Stored records
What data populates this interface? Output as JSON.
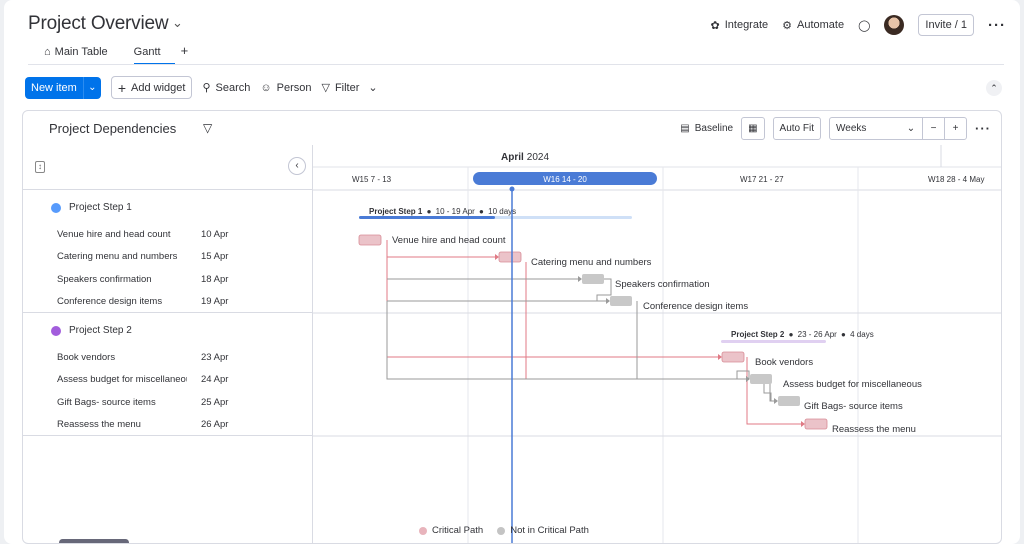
{
  "header": {
    "title": "Project Overview",
    "tabs": [
      {
        "label": "Main Table"
      },
      {
        "label": "Gantt"
      }
    ],
    "integrate_label": "Integrate",
    "automate_label": "Automate",
    "invite_label": "Invite / 1"
  },
  "toolbar": {
    "new_item_label": "New item",
    "add_widget_label": "Add widget",
    "search_label": "Search",
    "person_label": "Person",
    "filter_label": "Filter"
  },
  "panel": {
    "title": "Project Dependencies",
    "baseline_label": "Baseline",
    "autofit_label": "Auto Fit",
    "weeks_label": "Weeks"
  },
  "timeline": {
    "month": "April",
    "year": "2024",
    "weeks": [
      "W15 7 - 13",
      "W16 14 - 20",
      "W17 21 - 27",
      "W18 28 - 4 May"
    ],
    "current_week_index": 1
  },
  "groups": [
    {
      "name": "Project Step 1",
      "color": "#579bfc",
      "summary_range": "10 - 19 Apr",
      "summary_duration": "10 days",
      "tasks": [
        {
          "name": "Venue hire and head count",
          "date": "10 Apr",
          "critical": true
        },
        {
          "name": "Catering menu and numbers",
          "date": "15 Apr",
          "critical": true
        },
        {
          "name": "Speakers confirmation",
          "date": "18 Apr",
          "critical": false
        },
        {
          "name": "Conference design items",
          "date": "19 Apr",
          "critical": false
        }
      ]
    },
    {
      "name": "Project Step 2",
      "color": "#a25ddc",
      "summary_range": "23 - 26 Apr",
      "summary_duration": "4 days",
      "tasks": [
        {
          "name": "Book vendors",
          "date": "23 Apr",
          "critical": true
        },
        {
          "name": "Assess budget for miscellaneous",
          "date": "24 Apr",
          "critical": false
        },
        {
          "name": "Gift Bags- source items",
          "date": "25 Apr",
          "critical": false
        },
        {
          "name": "Reassess the menu",
          "date": "26 Apr",
          "critical": true
        }
      ]
    }
  ],
  "legend": {
    "critical_label": "Critical Path",
    "critical_color": "#e8b4bc",
    "noncritical_label": "Not in Critical Path",
    "noncritical_color": "#c4c4c4"
  },
  "colors": {
    "accent": "#0073ea",
    "today_line": "#4a7bd6",
    "critical_link": "#e07a85",
    "noncritical_link": "#9a9a9a"
  }
}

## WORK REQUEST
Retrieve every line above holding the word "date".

## TASK SOLUTION
          "date": "10 Apr",
          "date": "15 Apr",
          "date": "18 Apr",
          "date": "19 Apr",
          "date": "23 Apr",
          "date": "24 Apr",
          "date": "25 Apr",
          "date": "26 Apr",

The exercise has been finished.